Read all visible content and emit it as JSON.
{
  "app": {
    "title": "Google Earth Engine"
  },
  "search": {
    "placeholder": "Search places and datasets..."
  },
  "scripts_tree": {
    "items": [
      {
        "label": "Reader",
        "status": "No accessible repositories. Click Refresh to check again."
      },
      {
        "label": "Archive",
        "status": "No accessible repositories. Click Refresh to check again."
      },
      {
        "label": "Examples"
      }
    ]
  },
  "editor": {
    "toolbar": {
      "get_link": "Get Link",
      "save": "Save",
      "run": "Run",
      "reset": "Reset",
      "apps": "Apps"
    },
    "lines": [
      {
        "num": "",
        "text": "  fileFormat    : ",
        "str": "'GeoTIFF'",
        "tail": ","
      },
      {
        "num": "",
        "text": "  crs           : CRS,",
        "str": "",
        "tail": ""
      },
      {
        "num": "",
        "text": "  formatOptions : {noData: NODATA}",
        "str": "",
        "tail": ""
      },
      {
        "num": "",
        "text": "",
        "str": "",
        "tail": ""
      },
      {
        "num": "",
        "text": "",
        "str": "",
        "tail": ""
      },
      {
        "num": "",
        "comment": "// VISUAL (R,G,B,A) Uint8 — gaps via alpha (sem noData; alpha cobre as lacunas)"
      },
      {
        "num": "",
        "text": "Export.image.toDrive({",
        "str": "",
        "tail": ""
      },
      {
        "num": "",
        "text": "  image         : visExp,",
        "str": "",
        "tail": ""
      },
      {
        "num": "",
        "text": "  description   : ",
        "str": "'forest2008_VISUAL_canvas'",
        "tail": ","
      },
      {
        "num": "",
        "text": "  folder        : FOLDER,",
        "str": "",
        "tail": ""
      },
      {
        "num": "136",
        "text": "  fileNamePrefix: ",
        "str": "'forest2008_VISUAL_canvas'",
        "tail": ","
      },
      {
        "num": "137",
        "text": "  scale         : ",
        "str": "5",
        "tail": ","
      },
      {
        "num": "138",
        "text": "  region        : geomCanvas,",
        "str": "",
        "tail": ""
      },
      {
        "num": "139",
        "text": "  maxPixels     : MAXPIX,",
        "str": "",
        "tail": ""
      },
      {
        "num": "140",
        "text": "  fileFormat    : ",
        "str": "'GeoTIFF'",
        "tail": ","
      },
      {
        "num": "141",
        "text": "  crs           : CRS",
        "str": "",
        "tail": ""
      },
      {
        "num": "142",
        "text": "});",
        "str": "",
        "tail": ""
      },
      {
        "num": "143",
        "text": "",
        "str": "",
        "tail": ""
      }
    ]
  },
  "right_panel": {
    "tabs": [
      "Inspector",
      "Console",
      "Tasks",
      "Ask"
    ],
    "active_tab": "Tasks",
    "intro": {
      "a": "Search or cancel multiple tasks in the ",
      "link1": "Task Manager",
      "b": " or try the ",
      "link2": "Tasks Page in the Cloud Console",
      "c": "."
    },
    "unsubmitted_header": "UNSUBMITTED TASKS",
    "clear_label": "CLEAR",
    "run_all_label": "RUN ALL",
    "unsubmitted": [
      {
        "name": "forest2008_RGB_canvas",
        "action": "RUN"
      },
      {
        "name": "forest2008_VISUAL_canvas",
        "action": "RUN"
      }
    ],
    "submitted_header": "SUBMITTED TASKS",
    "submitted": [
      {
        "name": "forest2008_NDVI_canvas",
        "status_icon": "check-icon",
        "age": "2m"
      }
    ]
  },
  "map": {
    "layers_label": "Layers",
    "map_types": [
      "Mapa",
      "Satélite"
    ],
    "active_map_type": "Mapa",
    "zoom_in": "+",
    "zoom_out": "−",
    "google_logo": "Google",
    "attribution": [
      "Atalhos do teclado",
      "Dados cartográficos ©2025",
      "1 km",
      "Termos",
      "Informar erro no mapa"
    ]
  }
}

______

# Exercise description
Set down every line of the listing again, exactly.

# Completed exercise
Read all visible content and emit it as JSON.
{
  "app": {
    "title": "Google Earth Engine"
  },
  "search": {
    "placeholder": "Search places and datasets..."
  },
  "scripts_tree": {
    "items": [
      {
        "label": "Reader",
        "status": "No accessible repositories. Click Refresh to check again."
      },
      {
        "label": "Archive",
        "status": "No accessible repositories. Click Refresh to check again."
      },
      {
        "label": "Examples"
      }
    ]
  },
  "editor": {
    "toolbar": {
      "get_link": "Get Link",
      "save": "Save",
      "run": "Run",
      "reset": "Reset",
      "apps": "Apps"
    },
    "lines": [
      {
        "num": "",
        "text": "  fileFormat    : ",
        "str": "'GeoTIFF'",
        "tail": ","
      },
      {
        "num": "",
        "text": "  crs           : CRS,",
        "str": "",
        "tail": ""
      },
      {
        "num": "",
        "text": "  formatOptions : {noData: NODATA}",
        "str": "",
        "tail": ""
      },
      {
        "num": "",
        "text": "",
        "str": "",
        "tail": ""
      },
      {
        "num": "",
        "text": "",
        "str": "",
        "tail": ""
      },
      {
        "num": "",
        "comment": "// VISUAL (R,G,B,A) Uint8 — gaps via alpha (sem noData; alpha cobre as lacunas)"
      },
      {
        "num": "",
        "text": "Export.image.toDrive({",
        "str": "",
        "tail": ""
      },
      {
        "num": "",
        "text": "  image         : visExp,",
        "str": "",
        "tail": ""
      },
      {
        "num": "",
        "text": "  description   : ",
        "str": "'forest2008_VISUAL_canvas'",
        "tail": ","
      },
      {
        "num": "",
        "text": "  folder        : FOLDER,",
        "str": "",
        "tail": ""
      },
      {
        "num": "136",
        "text": "  fileNamePrefix: ",
        "str": "'forest2008_VISUAL_canvas'",
        "tail": ","
      },
      {
        "num": "137",
        "text": "  scale         : ",
        "str": "5",
        "tail": ","
      },
      {
        "num": "138",
        "text": "  region        : geomCanvas,",
        "str": "",
        "tail": ""
      },
      {
        "num": "139",
        "text": "  maxPixels     : MAXPIX,",
        "str": "",
        "tail": ""
      },
      {
        "num": "140",
        "text": "  fileFormat    : ",
        "str": "'GeoTIFF'",
        "tail": ","
      },
      {
        "num": "141",
        "text": "  crs           : CRS",
        "str": "",
        "tail": ""
      },
      {
        "num": "142",
        "text": "});",
        "str": "",
        "tail": ""
      },
      {
        "num": "143",
        "text": "",
        "str": "",
        "tail": ""
      }
    ]
  },
  "right_panel": {
    "tabs": [
      "Inspector",
      "Console",
      "Tasks",
      "Ask"
    ],
    "active_tab": "Tasks",
    "intro": {
      "a": "Search or cancel multiple tasks in the ",
      "link1": "Task Manager",
      "b": " or try the ",
      "link2": "Tasks Page in the Cloud Console",
      "c": "."
    },
    "unsubmitted_header": "UNSUBMITTED TASKS",
    "clear_label": "CLEAR",
    "run_all_label": "RUN ALL",
    "unsubmitted": [
      {
        "name": "forest2008_RGB_canvas",
        "action": "RUN"
      },
      {
        "name": "forest2008_VISUAL_canvas",
        "action": "RUN"
      }
    ],
    "submitted_header": "SUBMITTED TASKS",
    "submitted": [
      {
        "name": "forest2008_NDVI_canvas",
        "status_icon": "check-icon",
        "age": "2m"
      }
    ]
  },
  "map": {
    "layers_label": "Layers",
    "map_types": [
      "Mapa",
      "Satélite"
    ],
    "active_map_type": "Mapa",
    "zoom_in": "+",
    "zoom_out": "−",
    "google_logo": "Google",
    "attribution": [
      "Atalhos do teclado",
      "Dados cartográficos ©2025",
      "1 km",
      "Termos",
      "Informar erro no mapa"
    ]
  }
}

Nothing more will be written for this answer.